A recent U-M study conducted in Waseca, Minn., and Rochester, Minn., evaluated sources and rates of three fluid starter fertilizers: ammonium polyphosphate (APP), urea ammonium nitrate (UAN) and ammonium thiosulfate (ATS). These applications generally increased early growth while reducing plant variability of corn after corn in reduced tillage. Applying APP, UAN and ATS either independently or in combination often reduced grain moisture at harvest, and occasionally increased grain yield.
“A surface dribble band of liquid starter fertilizer applied a few inches off the corn row is an effective way to apply N and S as ATS, or N as UAN,” says Vetsch. “It will be most beneficial in corn after corn on poorly drained glacial till soils. You’ll see enhanced early growth and development with near-row placement of liquids, but yields will likely be the same as when these nutrients are applied in a broadcast application.”
For sulfur, starter fertilizers’ advantage over broadcast is reduced application rates. This research showed 6 to 10 pounds of S per acre as ATS was sufficient.
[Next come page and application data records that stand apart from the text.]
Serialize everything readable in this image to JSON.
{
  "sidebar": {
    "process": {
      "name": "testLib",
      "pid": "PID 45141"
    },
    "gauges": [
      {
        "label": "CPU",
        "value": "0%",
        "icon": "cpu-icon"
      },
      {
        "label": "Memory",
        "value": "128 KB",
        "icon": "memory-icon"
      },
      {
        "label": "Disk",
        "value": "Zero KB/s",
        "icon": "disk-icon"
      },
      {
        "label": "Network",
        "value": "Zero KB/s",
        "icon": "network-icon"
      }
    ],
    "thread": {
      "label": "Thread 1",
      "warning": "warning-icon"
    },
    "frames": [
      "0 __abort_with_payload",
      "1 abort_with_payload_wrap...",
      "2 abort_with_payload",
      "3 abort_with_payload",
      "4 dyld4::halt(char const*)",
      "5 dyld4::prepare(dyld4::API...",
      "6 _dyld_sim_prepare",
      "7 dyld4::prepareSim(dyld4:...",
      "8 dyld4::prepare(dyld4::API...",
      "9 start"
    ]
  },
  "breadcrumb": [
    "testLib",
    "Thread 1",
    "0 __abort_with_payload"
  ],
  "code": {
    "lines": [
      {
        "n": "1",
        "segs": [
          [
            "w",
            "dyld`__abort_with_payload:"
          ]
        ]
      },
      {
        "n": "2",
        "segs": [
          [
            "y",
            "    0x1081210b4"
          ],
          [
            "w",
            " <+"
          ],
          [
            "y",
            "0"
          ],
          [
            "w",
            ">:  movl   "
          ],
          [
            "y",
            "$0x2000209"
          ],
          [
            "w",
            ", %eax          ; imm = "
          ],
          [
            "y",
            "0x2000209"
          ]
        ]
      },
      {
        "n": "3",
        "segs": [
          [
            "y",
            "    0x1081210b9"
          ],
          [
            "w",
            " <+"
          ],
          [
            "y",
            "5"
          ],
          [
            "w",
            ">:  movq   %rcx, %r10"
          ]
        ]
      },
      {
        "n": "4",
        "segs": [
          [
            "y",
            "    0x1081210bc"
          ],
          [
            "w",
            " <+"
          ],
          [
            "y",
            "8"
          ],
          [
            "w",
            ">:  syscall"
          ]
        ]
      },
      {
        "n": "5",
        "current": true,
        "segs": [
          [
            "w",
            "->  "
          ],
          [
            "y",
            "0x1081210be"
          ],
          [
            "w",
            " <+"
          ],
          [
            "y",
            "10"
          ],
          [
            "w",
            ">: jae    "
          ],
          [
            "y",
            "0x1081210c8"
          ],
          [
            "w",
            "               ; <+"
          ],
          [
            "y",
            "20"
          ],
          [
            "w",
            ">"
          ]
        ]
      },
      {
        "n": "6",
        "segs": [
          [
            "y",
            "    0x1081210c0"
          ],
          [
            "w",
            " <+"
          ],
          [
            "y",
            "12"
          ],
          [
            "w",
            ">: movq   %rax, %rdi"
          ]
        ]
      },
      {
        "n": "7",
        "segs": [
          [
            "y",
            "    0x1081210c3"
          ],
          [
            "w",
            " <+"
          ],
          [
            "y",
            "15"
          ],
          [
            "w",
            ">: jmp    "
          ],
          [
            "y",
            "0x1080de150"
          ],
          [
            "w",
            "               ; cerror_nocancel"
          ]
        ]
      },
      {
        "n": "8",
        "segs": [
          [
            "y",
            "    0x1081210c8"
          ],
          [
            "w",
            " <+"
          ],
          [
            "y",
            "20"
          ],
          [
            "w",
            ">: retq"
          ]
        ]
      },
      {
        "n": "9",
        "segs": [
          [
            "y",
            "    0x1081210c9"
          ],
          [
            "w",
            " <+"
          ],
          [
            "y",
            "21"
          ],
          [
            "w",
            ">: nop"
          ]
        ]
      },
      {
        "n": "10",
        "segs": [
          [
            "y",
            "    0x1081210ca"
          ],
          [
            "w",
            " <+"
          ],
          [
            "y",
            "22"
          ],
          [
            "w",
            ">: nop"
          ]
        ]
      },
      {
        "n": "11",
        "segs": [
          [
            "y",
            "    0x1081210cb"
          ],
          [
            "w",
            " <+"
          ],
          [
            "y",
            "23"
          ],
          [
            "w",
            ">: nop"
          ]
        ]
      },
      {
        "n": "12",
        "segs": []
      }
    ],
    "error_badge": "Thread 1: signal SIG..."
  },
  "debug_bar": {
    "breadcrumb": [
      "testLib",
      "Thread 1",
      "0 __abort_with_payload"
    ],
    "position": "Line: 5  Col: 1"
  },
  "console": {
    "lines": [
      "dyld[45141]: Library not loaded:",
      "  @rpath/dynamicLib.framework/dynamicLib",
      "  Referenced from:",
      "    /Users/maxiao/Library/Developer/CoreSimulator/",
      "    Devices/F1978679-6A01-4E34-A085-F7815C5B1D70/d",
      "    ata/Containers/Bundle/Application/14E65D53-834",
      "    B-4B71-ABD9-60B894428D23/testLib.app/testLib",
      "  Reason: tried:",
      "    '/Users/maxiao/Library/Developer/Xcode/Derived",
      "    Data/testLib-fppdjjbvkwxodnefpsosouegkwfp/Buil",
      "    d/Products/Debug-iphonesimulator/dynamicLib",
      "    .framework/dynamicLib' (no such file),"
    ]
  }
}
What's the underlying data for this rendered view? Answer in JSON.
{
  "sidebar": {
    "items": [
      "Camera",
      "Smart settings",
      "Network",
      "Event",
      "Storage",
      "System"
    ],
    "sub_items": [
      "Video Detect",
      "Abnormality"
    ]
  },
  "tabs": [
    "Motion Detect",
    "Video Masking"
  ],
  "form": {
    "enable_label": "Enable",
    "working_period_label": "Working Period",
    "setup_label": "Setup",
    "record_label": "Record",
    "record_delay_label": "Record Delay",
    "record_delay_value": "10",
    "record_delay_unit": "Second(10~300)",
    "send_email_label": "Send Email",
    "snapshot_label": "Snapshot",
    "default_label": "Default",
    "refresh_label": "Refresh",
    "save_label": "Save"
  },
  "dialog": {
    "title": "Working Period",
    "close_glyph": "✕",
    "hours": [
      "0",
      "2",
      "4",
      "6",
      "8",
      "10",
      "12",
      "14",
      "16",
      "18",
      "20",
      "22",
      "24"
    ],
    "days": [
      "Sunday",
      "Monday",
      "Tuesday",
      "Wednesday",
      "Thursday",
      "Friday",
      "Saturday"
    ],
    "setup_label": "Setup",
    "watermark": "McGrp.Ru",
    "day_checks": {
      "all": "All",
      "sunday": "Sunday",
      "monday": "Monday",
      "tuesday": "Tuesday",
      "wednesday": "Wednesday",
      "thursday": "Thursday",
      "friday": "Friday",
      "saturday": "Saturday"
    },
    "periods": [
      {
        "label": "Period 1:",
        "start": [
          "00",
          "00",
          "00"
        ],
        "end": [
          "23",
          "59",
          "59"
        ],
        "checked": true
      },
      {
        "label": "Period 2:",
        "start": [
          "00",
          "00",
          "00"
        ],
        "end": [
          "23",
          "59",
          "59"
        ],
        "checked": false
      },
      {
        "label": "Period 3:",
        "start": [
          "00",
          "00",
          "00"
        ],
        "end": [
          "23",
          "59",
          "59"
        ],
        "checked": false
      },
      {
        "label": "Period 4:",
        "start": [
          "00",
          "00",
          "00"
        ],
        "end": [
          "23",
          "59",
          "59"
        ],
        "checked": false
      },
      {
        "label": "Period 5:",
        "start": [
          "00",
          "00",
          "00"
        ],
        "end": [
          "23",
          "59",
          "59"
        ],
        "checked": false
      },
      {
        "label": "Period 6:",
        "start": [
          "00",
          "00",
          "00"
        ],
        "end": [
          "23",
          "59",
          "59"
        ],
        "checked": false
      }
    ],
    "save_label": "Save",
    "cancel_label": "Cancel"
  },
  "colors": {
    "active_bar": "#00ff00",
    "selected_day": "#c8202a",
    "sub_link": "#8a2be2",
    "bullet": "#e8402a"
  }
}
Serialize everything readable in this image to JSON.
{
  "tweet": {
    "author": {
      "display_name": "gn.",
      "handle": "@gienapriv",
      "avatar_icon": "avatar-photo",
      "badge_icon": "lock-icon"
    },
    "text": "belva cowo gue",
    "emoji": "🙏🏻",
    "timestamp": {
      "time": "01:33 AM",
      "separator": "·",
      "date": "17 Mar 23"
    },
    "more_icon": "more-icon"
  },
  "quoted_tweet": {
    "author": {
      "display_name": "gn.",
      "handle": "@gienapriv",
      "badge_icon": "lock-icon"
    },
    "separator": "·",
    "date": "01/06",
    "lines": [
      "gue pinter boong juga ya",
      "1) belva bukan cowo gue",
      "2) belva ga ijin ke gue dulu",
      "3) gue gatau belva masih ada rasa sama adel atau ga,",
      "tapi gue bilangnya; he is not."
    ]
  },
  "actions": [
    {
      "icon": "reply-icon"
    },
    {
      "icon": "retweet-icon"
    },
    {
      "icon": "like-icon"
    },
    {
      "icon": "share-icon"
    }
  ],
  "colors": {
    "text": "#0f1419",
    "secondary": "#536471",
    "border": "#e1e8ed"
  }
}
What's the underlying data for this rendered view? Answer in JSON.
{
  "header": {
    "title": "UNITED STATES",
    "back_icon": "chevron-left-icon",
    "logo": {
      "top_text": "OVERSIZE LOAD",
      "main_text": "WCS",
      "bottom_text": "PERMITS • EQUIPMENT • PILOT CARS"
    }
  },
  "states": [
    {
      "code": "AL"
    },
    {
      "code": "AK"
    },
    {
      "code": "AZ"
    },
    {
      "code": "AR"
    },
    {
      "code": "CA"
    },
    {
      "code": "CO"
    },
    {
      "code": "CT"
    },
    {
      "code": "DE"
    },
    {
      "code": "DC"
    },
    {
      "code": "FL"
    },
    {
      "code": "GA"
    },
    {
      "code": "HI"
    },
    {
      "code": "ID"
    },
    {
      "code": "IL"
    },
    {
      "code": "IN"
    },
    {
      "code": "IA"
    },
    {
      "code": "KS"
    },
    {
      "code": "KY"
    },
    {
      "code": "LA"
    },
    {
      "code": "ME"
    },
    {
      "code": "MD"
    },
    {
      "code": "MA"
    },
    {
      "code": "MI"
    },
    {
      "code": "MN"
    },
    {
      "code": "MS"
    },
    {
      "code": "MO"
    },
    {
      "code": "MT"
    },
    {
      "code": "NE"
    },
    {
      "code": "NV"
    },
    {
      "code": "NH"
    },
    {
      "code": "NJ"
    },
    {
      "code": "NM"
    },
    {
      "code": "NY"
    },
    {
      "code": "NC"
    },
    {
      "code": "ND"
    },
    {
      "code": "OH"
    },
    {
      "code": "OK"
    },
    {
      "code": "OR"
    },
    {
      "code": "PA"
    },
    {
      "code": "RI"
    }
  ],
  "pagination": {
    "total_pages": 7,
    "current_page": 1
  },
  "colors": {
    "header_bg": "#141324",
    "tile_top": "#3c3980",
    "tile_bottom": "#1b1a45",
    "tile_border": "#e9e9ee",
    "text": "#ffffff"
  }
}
Additional research at Waseca showed 10 pounds of S per acre as ATS produced the same yields as 20 pounds of S broadcast as dry fertilizer sources (ammonium sulfate and elemental sulfur).
In Minnesota, phosphorus is the most limited nutrient early in the season, but not all fields will benefit from a phosphorus-based, in-furrow starter fertilizer program. When evaluating which source of fertilizer to use and at what rate, Kaiser says to think about your overall fertility program and evaluate the cost per unit nutrient applied.
“While placement of phosphorus near the corn seed can have profound impacts on corn early growth, in the end, the impact on grain yield is related to the total rate of a nutrient applied relative to the capacity of the soil, to supply all of a crop’s nutrient needs within a given season,” says Kaiser. “Starter fertilizers are just like any other nutrient source, so think about them accordingly.”
Deciding on starter fertilizer
Once you’ve considered your economic and agronomic factors and are ready to decide on a starter fertilizer, Vetsch says to answer the following questions first:
• Do you farm on poorly drained fine-texture soil?
• Is corn after corn a significant portion of your corn acres?
• Do you use conservation tillage, like chisel plow or disk ripper, for corn after corn?
• Do you have time to apply starter fertilizer at planting vs. broadcast applications that save time?
If you answered yes at least two of these questions, you should consider adding liquid starter fertilizer equipment to your corn planter.
Research included in this article was funded by the Minnesota Agricultural Fertilizer Research and Education Council. For the latest on fertilizer and nutrient management, follow the university on Twitter @UMNNutrientMgmt.
Source: University of Minnesota